So, I'm nervous and trying not to sweat. Ever since I was in elementary school, if the teacher called on me, I'd turn bright red and sweat...for no apparent reason...even if I knew the answer the same reaction would occur. And, even though I'm 29...I still have to make a conscious effort NOT to turn red and sweat!

So, I'm trying not to turn red, trying not to sweat, trying not to let everyone see that my hand was shaking and I started to do the exam. I'm palpating this guy's nose and sinuses while announcing the structures. The sinuses were easy, but we never got the handout on the anatomy of the nose. So, the instructor walked me through it...and I was familiar with most of it until she said, "Ala Nasi". And I thought "Ala What?" It sounded like a dish from my favorite Indian restaurant! She seriously had to repeat herself several times before I just accepted the fact that I had no idea what she was saying! And, for the record, your "Ala Nasi" are the two semicircular bumps around the openings of your nose! Nobody else in our group chimed in, so I'm going to assume they didn't know that either!

So, there I was...palpating his nose, trying to make it look like I knew what I was doing and when I made eye contact with the "patient", I almost started laughing because he looked just as uncomfortable as I did!
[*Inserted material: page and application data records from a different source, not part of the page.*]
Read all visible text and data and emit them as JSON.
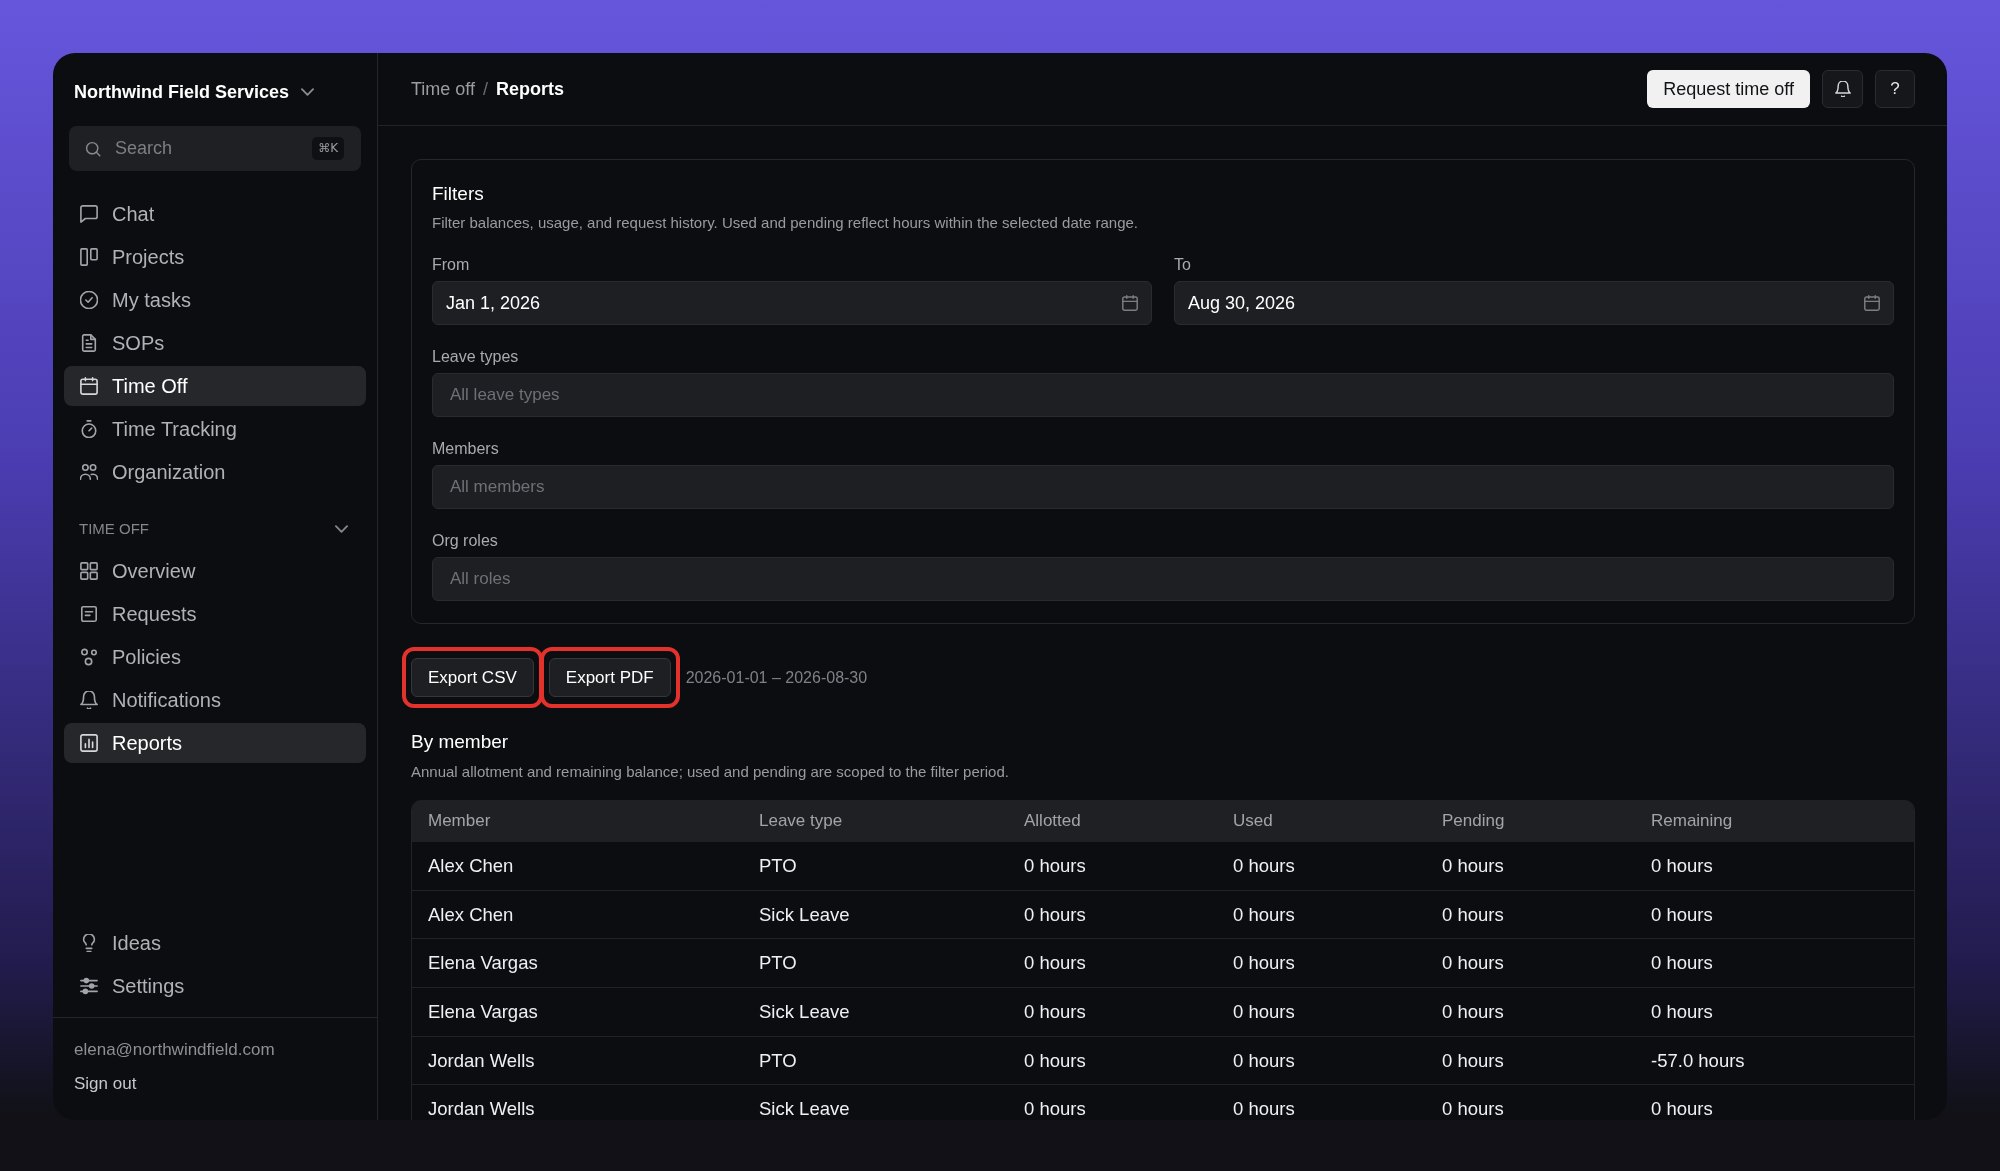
{
  "sidebar": {
    "workspace": "Northwind Field Services",
    "search": {
      "placeholder": "Search",
      "shortcut": "⌘K"
    },
    "nav": [
      {
        "label": "Chat",
        "selected": false
      },
      {
        "label": "Projects",
        "selected": false
      },
      {
        "label": "My tasks",
        "selected": false
      },
      {
        "label": "SOPs",
        "selected": false
      },
      {
        "label": "Time Off",
        "selected": true
      },
      {
        "label": "Time Tracking",
        "selected": false
      },
      {
        "label": "Organization",
        "selected": false
      }
    ],
    "section": {
      "title": "TIME OFF",
      "expanded": true,
      "items": [
        {
          "label": "Overview",
          "selected": false
        },
        {
          "label": "Requests",
          "selected": false
        },
        {
          "label": "Policies",
          "selected": false
        },
        {
          "label": "Notifications",
          "selected": false
        },
        {
          "label": "Reports",
          "selected": true
        }
      ]
    },
    "bottom_nav": [
      {
        "label": "Ideas",
        "selected": false
      },
      {
        "label": "Settings",
        "selected": false
      }
    ],
    "account": {
      "email": "elena@northwindfield.com",
      "sign_out": "Sign out"
    }
  },
  "header": {
    "breadcrumb": [
      {
        "label": "Time off",
        "current": false
      },
      {
        "label": "Reports",
        "current": true
      }
    ],
    "separator": "/",
    "primary_button": "Request time off",
    "help_button": "?"
  },
  "filters": {
    "title": "Filters",
    "description": "Filter balances, usage, and request history. Used and pending reflect hours within the selected date range.",
    "date_fields": [
      {
        "label": "From",
        "value": "Jan 1, 2026"
      },
      {
        "label": "To",
        "value": "Aug 30, 2026"
      }
    ],
    "select_fields": [
      {
        "label": "Leave types",
        "placeholder": "All leave types"
      },
      {
        "label": "Members",
        "placeholder": "All members"
      },
      {
        "label": "Org roles",
        "placeholder": "All roles"
      }
    ]
  },
  "export": {
    "buttons": [
      {
        "label": "Export CSV",
        "highlighted": true
      },
      {
        "label": "Export PDF",
        "highlighted": true
      }
    ],
    "range": "2026-01-01 – 2026-08-30"
  },
  "by_member": {
    "title": "By member",
    "description": "Annual allotment and remaining balance; used and pending are scoped to the filter period.",
    "table": {
      "columns": [
        "Member",
        "Leave type",
        "Allotted",
        "Used",
        "Pending",
        "Remaining"
      ],
      "rows": [
        [
          "Alex Chen",
          "PTO",
          "0 hours",
          "0 hours",
          "0 hours",
          "0 hours"
        ],
        [
          "Alex Chen",
          "Sick Leave",
          "0 hours",
          "0 hours",
          "0 hours",
          "0 hours"
        ],
        [
          "Elena Vargas",
          "PTO",
          "0 hours",
          "0 hours",
          "0 hours",
          "0 hours"
        ],
        [
          "Elena Vargas",
          "Sick Leave",
          "0 hours",
          "0 hours",
          "0 hours",
          "0 hours"
        ],
        [
          "Jordan Wells",
          "PTO",
          "0 hours",
          "0 hours",
          "0 hours",
          "-57.0 hours"
        ],
        [
          "Jordan Wells",
          "Sick Leave",
          "0 hours",
          "0 hours",
          "0 hours",
          "0 hours"
        ]
      ]
    }
  }
}
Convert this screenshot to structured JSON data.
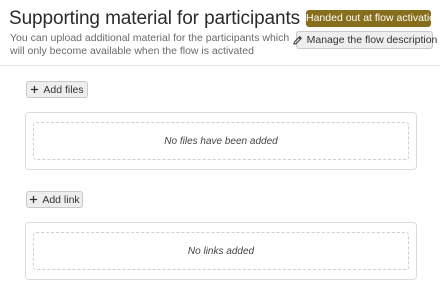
{
  "header": {
    "title": "Supporting material for participants",
    "description": "You can upload additional material for the participants which will only become available when the flow is activated",
    "status_badge": "Handed out at flow activation",
    "manage_button_label": "Manage the flow description",
    "manage_button_icon": "pencil-icon"
  },
  "files": {
    "add_button_label": "Add files",
    "add_button_icon": "plus-icon",
    "empty_text": "No files have been added"
  },
  "links": {
    "add_button_label": "Add link",
    "add_button_icon": "plus-icon",
    "empty_text": "No links added"
  },
  "colors": {
    "badge_bg": "#876e1c",
    "button_bg": "#eeeeee",
    "border": "#dcdcdc"
  }
}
But, instead of laughing, I tilted his head back and shoved the opthalmoscope up his nose....I took a look and saw the biggest booger EVER trapped in his HAIRY nose!!! I almost lost it! And then I hear the instructor ask me if I noticed his DEVIATED SEPTUM?

"What deviated septum, all I'm seeing is a huge booger!" But, of course I couldn't say that.

So, I took a deep breathe and told the deviant voice inside of my head to "quit it"! And, I switched to the left nostril and hoped for a better environment. But, to my horror, the left nostril had even more boogers than the right nostril! I tried my best to mask any expression on my face while describing the inside of his nose as intelligently as possible.

After I finished the exam, the "patient" came over and explained that he had a cold and apologized for whatever I saw up there! I was finally able to let out a good, hearty giggle! But what do you think happened to me a few hours later? I was sitting in class and my girlfriend looked at me and whispered, "You have something by your nose!" guessed it....a booger!